Friday, October 16, 2015
Jean Raspail (1925) is a French author, traveller and explorer.
During the first twenty years of his career, he travelled the world to discover populations threatened by the confrontation with modernity. In 1950–52, he led the Tierra del Fuego–Alaska car trek and in 1954, the French research expedition to the land of the Incas. In 1981, his novel Moi, Antoine de Tounens, roi de Patagonie ('I, Antoine of Tounens, King of Patagonia'), won the Grand Prix du Roman (award for a novel) of the Académie française.
His traditional Catholicism serves as an inspiration for many of his utopian works, in which the ideologies of Communism and Liberalism are shown to fail, and a Catholic monarchy is restored. In the novel Sire, a French king is crowned in Reims in February 1999, the 18-year-old Philippe Pharamond de Bourbon, a direct descendant of the last French kings.
Raspail's seminal work is The Camp of the Saints (1973). In it, he predicted the overwhelming collapse of Western civilization in a 'tidal wave' of Third World immigration. Today, the book is popular among immigration reductionists, and has been reprinted by John Tanton's The Social Contract Press. After Camp of the Saints, Raspail wrote many successful novels, including North, Sire and The Fisher's Ring. He fits into the family of novelists like Roger Nimier, Dino Buzzati and Michel Déon.

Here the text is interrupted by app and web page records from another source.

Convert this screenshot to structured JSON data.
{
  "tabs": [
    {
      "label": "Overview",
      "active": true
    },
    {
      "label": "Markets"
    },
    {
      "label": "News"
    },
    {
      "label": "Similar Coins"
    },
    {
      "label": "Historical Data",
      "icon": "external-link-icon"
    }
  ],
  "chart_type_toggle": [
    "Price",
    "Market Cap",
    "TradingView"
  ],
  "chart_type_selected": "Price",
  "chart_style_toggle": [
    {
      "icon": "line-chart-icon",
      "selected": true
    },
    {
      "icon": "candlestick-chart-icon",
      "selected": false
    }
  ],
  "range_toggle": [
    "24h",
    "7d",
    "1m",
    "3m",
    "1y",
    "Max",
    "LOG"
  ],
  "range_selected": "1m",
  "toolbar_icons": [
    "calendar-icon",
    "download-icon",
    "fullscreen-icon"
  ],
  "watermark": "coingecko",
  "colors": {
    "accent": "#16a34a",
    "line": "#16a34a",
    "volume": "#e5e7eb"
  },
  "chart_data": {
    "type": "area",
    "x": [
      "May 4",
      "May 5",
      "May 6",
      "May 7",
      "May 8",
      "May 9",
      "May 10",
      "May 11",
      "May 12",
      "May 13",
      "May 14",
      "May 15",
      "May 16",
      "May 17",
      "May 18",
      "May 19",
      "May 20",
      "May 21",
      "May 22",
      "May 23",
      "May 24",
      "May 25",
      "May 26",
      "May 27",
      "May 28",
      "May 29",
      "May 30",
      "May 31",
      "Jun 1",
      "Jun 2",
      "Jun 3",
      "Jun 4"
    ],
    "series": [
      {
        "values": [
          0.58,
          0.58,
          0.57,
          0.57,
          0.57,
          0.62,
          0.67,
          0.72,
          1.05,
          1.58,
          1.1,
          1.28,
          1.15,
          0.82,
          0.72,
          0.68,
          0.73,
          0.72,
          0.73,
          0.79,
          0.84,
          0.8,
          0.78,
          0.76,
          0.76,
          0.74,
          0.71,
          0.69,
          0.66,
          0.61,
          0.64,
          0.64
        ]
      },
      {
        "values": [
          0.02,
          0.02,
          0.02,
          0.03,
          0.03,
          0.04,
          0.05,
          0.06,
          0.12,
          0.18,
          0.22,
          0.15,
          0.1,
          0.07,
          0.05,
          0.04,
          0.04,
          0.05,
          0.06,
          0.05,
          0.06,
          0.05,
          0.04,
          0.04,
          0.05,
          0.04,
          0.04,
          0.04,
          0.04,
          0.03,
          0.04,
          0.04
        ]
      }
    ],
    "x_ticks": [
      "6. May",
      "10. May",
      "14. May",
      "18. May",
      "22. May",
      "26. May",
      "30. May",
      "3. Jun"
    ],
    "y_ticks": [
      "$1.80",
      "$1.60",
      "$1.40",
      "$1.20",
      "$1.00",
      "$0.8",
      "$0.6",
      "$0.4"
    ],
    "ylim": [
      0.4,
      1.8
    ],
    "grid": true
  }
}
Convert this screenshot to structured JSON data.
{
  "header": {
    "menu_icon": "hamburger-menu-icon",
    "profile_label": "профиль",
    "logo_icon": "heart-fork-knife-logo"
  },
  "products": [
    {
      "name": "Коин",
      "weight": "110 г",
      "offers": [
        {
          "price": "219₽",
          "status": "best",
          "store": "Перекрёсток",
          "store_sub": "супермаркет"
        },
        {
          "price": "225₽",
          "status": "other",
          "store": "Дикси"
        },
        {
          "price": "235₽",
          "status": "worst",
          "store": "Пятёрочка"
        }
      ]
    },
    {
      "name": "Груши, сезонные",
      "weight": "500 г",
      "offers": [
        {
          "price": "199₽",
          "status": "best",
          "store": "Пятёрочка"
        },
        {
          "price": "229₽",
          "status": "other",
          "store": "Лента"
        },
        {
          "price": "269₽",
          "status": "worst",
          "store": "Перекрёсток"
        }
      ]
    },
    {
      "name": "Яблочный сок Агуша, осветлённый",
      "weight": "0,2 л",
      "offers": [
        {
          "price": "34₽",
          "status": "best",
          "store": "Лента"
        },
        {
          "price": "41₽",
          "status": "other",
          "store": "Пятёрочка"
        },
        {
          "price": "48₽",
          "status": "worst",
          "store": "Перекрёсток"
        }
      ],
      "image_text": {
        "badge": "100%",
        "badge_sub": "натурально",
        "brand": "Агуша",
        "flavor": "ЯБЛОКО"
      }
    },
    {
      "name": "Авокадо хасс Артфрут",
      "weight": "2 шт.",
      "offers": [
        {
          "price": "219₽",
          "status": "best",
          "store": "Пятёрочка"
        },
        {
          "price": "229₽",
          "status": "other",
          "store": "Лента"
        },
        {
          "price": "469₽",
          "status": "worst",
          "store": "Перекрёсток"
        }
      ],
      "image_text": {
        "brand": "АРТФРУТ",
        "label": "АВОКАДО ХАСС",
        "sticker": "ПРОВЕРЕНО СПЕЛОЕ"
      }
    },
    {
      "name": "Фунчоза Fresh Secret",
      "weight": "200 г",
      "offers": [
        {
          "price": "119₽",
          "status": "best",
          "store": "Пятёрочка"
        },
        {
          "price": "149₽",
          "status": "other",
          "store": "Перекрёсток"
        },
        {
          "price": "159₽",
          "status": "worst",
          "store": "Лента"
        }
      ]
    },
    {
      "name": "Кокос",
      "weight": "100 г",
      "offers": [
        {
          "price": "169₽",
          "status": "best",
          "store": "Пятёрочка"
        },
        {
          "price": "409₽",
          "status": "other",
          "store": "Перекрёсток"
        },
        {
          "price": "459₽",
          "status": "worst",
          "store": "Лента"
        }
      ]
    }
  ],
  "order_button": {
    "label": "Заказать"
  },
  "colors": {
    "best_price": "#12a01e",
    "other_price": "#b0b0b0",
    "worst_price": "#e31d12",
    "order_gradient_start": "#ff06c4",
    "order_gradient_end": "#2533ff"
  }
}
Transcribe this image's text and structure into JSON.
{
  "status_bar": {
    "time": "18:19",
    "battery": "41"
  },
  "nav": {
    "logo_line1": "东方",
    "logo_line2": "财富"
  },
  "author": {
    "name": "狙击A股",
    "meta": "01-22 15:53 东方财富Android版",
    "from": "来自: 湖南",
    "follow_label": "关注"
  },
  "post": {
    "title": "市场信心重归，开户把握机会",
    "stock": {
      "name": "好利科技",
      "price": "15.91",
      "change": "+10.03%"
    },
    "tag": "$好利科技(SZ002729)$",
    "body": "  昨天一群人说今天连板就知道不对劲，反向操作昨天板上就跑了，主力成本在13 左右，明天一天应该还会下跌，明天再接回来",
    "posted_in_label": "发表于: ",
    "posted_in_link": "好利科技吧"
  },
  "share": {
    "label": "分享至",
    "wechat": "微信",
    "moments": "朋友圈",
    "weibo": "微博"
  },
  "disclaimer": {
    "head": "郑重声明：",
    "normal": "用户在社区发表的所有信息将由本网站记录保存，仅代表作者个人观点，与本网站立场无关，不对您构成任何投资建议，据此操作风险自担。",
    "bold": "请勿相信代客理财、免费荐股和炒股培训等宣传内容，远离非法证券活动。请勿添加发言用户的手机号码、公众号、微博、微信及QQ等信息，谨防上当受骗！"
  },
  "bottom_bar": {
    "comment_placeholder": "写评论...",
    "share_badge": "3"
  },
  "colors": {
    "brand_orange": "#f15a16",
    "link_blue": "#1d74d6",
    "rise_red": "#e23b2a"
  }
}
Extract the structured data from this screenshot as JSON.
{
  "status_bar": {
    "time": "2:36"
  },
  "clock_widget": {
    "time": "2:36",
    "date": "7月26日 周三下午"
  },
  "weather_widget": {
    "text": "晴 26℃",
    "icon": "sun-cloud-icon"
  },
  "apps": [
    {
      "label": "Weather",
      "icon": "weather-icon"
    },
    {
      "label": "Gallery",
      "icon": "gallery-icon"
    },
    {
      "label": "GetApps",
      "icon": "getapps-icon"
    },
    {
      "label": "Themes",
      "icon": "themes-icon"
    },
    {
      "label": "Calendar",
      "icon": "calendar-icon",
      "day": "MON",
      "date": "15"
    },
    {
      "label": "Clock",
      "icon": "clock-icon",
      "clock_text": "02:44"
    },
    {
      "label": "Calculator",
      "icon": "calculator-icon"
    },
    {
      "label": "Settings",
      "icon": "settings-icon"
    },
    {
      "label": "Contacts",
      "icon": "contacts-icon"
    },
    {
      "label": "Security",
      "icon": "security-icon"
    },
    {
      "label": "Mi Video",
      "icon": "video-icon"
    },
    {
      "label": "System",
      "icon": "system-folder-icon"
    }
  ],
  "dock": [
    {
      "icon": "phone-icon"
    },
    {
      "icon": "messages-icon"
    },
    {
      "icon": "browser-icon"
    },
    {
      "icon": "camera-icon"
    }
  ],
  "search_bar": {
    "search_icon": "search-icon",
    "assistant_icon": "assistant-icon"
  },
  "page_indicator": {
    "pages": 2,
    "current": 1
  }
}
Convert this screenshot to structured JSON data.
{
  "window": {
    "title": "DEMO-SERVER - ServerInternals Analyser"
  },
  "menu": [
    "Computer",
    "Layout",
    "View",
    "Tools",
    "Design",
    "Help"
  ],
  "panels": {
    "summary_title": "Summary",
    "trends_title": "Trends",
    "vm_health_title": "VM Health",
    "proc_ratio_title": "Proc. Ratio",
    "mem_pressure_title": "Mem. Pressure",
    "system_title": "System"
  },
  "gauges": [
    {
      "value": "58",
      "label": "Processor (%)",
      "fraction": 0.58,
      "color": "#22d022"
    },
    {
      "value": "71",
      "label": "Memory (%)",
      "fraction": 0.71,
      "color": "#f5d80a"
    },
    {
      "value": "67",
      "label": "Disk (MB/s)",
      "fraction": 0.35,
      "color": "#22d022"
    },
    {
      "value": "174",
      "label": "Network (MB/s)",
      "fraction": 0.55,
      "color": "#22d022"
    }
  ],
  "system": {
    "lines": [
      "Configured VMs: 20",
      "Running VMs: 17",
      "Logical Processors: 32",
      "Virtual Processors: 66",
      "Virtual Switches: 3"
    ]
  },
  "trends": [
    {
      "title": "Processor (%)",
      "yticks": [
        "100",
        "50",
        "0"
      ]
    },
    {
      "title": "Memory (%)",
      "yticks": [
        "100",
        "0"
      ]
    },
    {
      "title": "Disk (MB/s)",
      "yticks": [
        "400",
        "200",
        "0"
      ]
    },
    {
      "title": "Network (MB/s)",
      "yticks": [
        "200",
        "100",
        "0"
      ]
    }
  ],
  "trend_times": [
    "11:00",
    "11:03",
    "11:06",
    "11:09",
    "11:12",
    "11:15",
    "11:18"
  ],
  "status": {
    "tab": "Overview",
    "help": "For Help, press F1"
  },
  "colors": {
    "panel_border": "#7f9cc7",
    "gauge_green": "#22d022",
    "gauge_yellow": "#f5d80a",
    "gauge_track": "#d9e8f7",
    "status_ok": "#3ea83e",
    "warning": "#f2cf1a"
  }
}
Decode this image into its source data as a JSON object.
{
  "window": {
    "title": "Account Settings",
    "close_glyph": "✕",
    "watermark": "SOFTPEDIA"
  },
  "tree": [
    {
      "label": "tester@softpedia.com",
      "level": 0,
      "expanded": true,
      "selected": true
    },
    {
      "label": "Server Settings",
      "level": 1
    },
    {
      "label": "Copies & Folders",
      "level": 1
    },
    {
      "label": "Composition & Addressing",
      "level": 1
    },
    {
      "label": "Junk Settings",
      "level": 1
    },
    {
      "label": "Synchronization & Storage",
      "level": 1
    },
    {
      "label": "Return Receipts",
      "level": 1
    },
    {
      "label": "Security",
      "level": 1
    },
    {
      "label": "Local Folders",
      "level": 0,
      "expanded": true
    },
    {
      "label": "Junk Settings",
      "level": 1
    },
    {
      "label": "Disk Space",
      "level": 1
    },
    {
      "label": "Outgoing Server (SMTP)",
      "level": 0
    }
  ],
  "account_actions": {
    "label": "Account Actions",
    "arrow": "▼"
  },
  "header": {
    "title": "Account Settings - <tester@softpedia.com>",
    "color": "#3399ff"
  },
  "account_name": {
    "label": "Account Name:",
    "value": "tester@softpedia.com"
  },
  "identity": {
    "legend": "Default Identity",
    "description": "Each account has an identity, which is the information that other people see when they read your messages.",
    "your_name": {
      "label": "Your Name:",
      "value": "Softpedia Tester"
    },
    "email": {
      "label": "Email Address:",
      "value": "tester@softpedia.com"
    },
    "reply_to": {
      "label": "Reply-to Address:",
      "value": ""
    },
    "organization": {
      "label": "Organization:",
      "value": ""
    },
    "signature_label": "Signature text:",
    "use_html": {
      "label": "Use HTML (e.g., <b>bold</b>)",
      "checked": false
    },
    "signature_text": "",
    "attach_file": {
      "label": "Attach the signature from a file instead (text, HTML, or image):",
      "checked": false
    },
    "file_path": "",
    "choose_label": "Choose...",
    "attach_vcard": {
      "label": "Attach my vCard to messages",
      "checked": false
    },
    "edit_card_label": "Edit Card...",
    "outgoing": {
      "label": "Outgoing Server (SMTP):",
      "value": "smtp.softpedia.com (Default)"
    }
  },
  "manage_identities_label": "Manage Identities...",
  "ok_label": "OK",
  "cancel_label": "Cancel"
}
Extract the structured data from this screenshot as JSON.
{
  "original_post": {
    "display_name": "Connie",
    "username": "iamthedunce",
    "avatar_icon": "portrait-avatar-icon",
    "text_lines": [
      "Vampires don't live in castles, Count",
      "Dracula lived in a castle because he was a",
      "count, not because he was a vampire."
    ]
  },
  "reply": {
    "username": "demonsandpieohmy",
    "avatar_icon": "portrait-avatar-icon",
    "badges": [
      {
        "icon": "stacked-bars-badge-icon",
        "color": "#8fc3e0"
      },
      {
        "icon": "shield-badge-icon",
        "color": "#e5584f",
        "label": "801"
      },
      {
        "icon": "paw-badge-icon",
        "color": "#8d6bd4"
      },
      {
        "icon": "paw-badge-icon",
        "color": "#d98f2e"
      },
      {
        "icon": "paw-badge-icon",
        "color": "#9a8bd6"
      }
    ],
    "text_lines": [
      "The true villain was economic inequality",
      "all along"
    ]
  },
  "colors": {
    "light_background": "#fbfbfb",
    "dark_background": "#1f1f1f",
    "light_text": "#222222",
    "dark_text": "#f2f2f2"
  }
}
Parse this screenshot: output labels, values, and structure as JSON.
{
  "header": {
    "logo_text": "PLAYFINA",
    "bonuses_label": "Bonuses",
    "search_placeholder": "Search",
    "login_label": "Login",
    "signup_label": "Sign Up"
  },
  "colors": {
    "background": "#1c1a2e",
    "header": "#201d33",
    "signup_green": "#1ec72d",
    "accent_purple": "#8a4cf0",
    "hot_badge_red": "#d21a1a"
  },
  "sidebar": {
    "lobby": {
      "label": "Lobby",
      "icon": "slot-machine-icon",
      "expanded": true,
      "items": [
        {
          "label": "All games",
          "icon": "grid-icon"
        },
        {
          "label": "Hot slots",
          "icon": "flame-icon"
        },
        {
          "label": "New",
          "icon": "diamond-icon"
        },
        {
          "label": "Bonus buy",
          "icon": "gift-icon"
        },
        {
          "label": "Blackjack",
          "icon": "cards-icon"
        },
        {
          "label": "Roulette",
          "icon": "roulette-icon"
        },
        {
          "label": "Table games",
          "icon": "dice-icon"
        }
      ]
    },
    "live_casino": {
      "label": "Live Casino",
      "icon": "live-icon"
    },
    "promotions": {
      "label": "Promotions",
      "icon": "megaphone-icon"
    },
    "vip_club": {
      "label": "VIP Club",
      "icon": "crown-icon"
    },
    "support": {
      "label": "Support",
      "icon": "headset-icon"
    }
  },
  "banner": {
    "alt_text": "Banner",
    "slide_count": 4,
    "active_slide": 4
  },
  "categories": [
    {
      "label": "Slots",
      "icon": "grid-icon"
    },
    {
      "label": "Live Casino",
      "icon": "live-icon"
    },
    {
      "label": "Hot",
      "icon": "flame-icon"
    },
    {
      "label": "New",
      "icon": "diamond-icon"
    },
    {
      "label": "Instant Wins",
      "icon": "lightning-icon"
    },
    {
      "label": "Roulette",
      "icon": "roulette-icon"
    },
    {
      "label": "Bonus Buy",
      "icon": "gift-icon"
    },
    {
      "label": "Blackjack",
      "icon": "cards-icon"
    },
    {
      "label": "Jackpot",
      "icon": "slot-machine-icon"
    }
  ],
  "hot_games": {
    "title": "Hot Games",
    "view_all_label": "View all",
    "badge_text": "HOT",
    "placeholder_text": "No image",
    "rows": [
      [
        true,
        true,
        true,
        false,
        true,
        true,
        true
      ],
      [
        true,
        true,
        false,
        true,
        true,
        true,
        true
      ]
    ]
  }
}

An article which he wrote in Le Figaro on 17 June 2004, entitled "The Fatherland Betrayed by the Republic", in which he criticized the French immigration policy, was sued by International League against Racism and Anti-Semitism on the grounds of "incitement to racial hatred", but the action was turned down by the court on 28 October.